Task prompt: Some lines of the records below include the word "icon". Report how many, and write nothing besides the number.

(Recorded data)
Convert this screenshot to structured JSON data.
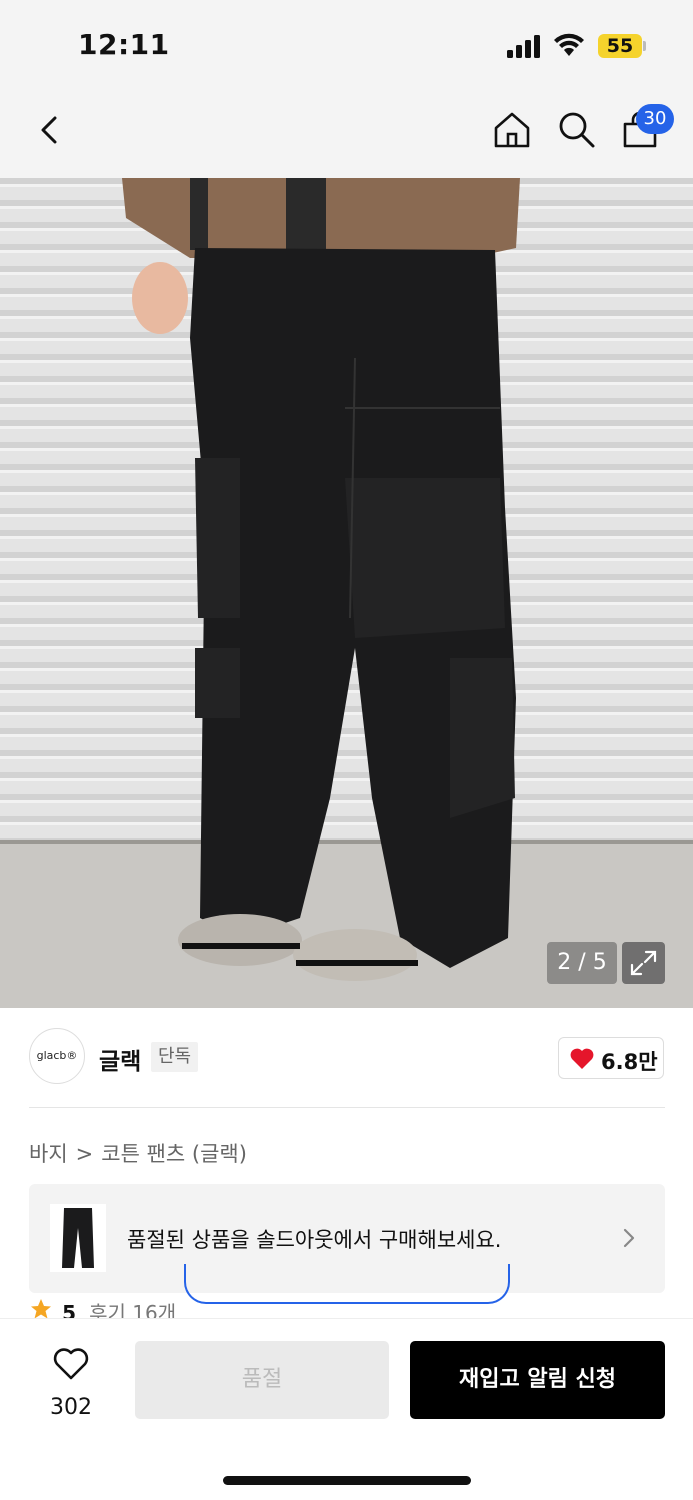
{
  "status_bar": {
    "time": "12:11",
    "battery": "55"
  },
  "header": {
    "back_icon": "chevron-left-icon",
    "home_icon": "home-icon",
    "search_icon": "search-icon",
    "bag_icon": "shopping-bag-icon",
    "bag_count": "30"
  },
  "gallery": {
    "counter": "2 / 5",
    "expand_icon": "expand-icon"
  },
  "brand": {
    "logo_text": "glacb®",
    "name": "글랙",
    "tag": "단독",
    "likes": "6.8만"
  },
  "breadcrumb": {
    "category": "바지",
    "separator": ">",
    "product": "코튼 팬츠 (글랙)"
  },
  "soldout_banner": {
    "text": "품절된 상품을 솔드아웃에서 구매해보세요."
  },
  "review": {
    "score": "5",
    "label": "후기 16개"
  },
  "bottom_bar": {
    "wish_count": "302",
    "soldout_label": "품절",
    "restock_label": "재입고 알림 신청"
  },
  "colors": {
    "accent_blue": "#2563e8",
    "heart_red": "#e5162b",
    "battery_yellow": "#f5d32c"
  }
}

Output for this task: 5